Table of Contents
List of Contributors
- Introduction – A.D. Cousins
- Locating Divinity in Pope’s Windsor-Forest and The Rape of the Lock – Daniel Derrin
- Hot Ice and Wondrous Strange Snow: Allegorical Mythology in Pope’s Homer – Robert S. Miola
- ‘Condemn’d whole years in absence to deplore’: Pope’s (Jacobite?) Eloisa to Abelard – Claudia Thomas Kairoff
- Lud’s Fam’d Gates: The Dunciad and the Mythical Origins of London – Pat Rogers
- Remaking the World: An Essay on Man as Cosmopoiesis – Tom Jones
- Beatus Ille: Pope and the Mythos of Retirement – Philip Smallwood
- Pope’s Myths of Cultural Heroism in the Epistles to Bathurst and to Burlington – A.D. Cousins
A.D. Cousins is Emeritus Professor at Macquarie University, Sydney, a Fellow of the Australian Academy of the Humanities and a Member of the Order of Australia. He has published nineteen books, with two forthcoming, including monographs on Andrew Marvell, Thomas More, Shakespeare’s non-dramatic verse, mythologies of internal exile in Elizabethan non-dramatic verse, and on religious verse of the sixteenth and seventeenth centuries. He is on the Editorial Board of Moreana (Edinburgh University), the international journal of More studies, as well as of the Australian journal JLLC (Monash University). He has been a Visiting Professor at Beijing University of Chemical Technology, Visiting Adjunct Professor at the Renaissance Studies Center at the University of Massachusetts, a Visiting Scholar at Princeton and at Penn State, and a Library Fellow at the Library of the University of Wisconsin-Madison, where he was also an Honorary Fellow at the Institute for Research in the Humanities. He holds doctorates in both English Literature and Political Theory.

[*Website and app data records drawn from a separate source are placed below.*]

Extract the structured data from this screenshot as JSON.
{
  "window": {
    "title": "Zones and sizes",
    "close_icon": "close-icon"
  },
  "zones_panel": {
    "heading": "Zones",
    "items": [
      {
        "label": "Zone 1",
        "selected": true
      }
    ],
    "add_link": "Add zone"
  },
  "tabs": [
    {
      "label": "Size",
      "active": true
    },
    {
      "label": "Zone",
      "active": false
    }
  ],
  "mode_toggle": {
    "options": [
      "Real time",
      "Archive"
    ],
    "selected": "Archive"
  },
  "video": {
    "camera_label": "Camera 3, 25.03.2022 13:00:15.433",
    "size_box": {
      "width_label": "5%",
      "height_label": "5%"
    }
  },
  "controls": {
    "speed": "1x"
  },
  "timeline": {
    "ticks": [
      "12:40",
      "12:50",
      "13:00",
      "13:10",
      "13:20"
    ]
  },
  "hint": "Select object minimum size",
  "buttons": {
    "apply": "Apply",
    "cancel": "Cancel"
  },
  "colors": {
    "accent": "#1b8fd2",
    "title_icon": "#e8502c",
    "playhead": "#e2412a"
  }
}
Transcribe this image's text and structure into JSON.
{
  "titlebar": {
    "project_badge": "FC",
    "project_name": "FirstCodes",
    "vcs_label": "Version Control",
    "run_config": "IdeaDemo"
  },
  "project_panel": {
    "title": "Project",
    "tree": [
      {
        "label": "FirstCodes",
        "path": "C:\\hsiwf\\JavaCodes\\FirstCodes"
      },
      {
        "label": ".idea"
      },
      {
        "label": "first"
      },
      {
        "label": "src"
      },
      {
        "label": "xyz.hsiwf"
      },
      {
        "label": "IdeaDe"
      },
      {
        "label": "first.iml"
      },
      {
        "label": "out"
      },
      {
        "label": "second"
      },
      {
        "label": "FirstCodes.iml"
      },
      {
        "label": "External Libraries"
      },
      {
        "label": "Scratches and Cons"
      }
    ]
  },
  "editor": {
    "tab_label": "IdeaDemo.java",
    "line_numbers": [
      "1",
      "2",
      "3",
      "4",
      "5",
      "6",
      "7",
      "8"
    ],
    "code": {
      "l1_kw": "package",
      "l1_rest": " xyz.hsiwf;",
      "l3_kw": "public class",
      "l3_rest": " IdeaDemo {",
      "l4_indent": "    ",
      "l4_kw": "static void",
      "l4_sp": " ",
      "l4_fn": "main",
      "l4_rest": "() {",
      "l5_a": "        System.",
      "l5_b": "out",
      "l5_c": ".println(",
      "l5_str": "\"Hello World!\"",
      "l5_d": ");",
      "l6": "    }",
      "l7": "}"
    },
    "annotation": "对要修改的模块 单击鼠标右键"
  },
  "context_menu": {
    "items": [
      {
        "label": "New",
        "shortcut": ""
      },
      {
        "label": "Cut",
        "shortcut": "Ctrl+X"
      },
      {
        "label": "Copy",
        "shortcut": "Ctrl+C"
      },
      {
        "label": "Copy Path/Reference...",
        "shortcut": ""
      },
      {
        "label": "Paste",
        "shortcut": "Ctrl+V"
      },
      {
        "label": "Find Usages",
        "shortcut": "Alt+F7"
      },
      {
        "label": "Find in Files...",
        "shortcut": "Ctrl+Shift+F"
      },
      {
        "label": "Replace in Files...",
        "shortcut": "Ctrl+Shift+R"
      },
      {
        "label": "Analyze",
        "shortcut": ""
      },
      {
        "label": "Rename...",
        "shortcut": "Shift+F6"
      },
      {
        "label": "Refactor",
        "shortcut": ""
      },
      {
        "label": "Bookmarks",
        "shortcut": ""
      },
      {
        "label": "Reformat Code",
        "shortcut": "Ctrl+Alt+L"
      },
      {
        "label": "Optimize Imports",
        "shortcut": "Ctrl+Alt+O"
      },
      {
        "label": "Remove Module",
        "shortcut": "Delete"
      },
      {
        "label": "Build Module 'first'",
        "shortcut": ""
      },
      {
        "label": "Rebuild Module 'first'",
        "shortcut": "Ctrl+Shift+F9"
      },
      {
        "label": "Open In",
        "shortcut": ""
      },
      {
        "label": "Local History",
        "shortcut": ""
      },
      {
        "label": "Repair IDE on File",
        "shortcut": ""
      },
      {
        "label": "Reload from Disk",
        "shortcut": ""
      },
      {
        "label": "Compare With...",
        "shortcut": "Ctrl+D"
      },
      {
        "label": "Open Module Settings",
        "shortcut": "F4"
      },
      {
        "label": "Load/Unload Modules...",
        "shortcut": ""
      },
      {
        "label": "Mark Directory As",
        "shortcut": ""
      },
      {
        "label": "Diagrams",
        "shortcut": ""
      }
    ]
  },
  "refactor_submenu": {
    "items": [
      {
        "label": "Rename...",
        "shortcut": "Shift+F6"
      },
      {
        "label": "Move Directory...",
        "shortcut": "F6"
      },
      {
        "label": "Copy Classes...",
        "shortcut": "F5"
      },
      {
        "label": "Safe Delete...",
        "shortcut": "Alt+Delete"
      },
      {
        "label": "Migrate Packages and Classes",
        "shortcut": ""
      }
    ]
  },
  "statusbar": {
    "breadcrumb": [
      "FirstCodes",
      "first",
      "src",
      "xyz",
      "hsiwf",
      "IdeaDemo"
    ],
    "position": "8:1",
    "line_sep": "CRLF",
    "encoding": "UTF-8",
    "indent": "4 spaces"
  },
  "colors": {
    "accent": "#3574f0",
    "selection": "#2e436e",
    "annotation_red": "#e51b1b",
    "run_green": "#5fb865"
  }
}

Daniel Derrin is an honorary research fellow in the Department of English Studies at Durham University. Prior to research and teaching fellowships at Durham, he was the S. Ernest Sprott fellow for 2014–15 (University of Melbourne), and an Associate Investigator for the Australian Research Council’s Centre of Excellence for the History of Emotions (2013-15). He is the author of Rhetoric and the Familiar in Francis Bacon and John Donne (2013), co-editor with A.D. Cousins of Shakespeare and the Soliloquy in Early Modern English Drama (2018) and Alexander Pope in the Reign of Queen Anne (2021), and co-editor with Hannah Burrows of The Palgrave Handbook of Humour, History, and Methodology (2021).